Just when I started bow hunting, a friend of mine introduced me to the world of Donnie Vincent.
I think the first thing I ever saw about him was the clip I attached at the bottom of the page, and the second thing was a video about a book signing where he, extremely eloquently, softly and with a gentleness explained why he hunts, to an anti-hunter.
Two things happened right there.
Firstly, I was fascinated with the lifestyle this guy portrays, and secondly, I think the way I treat anti-hunters was set for life.
There really is space for anyone, and not everyone has to agree with your point of view. If someone wants to be educated, they generally will take the time to listen if you do not attack them, but speak in confidence and with a willingness to listen to their point of view as well… If they are unwilling to listen, or learn, and would prefer to cling to their prejudice and bias – then there is very little that you can do in any case… smile, wave and exit stage left. No facts, figures or research will convince them otherwise (Remember, though, they think exactly the same about you!)
But if they listen, in the end, they come to realise that a “vegan” or “vegetarian” world is impossible (just not enough arable land) and that we are just as shocked and horrified and angry at poaching and the destruction of habitat… for which they carry a lot of responsibility too. Generally, we care about the same thing, don’t we?
But before I digress…
The important thing here is that we have one chance to make a first impression, and both Hunters and Anti-Hunters will most probably decide what they think about us and the way we treat the environment from that first connection. The new hunters that we bring into the fold will probably also take their cues from the way you speak to, and speak about anti-hunters.
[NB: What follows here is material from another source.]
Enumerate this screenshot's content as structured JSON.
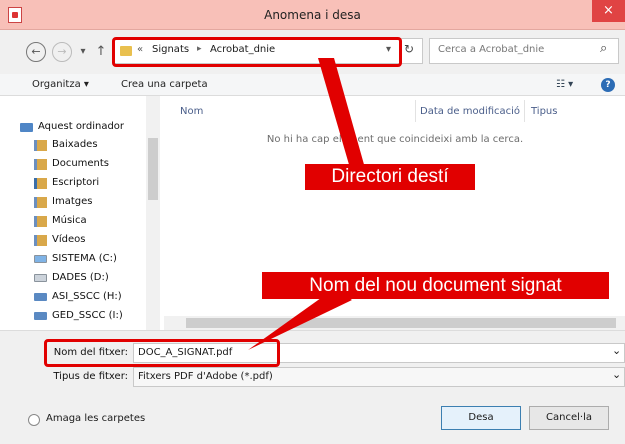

There is quite a bit of responsibility there if you think about it…
A gentle answer turns away wrath, but a harsh word stirs up anger. – Proverbs 15:1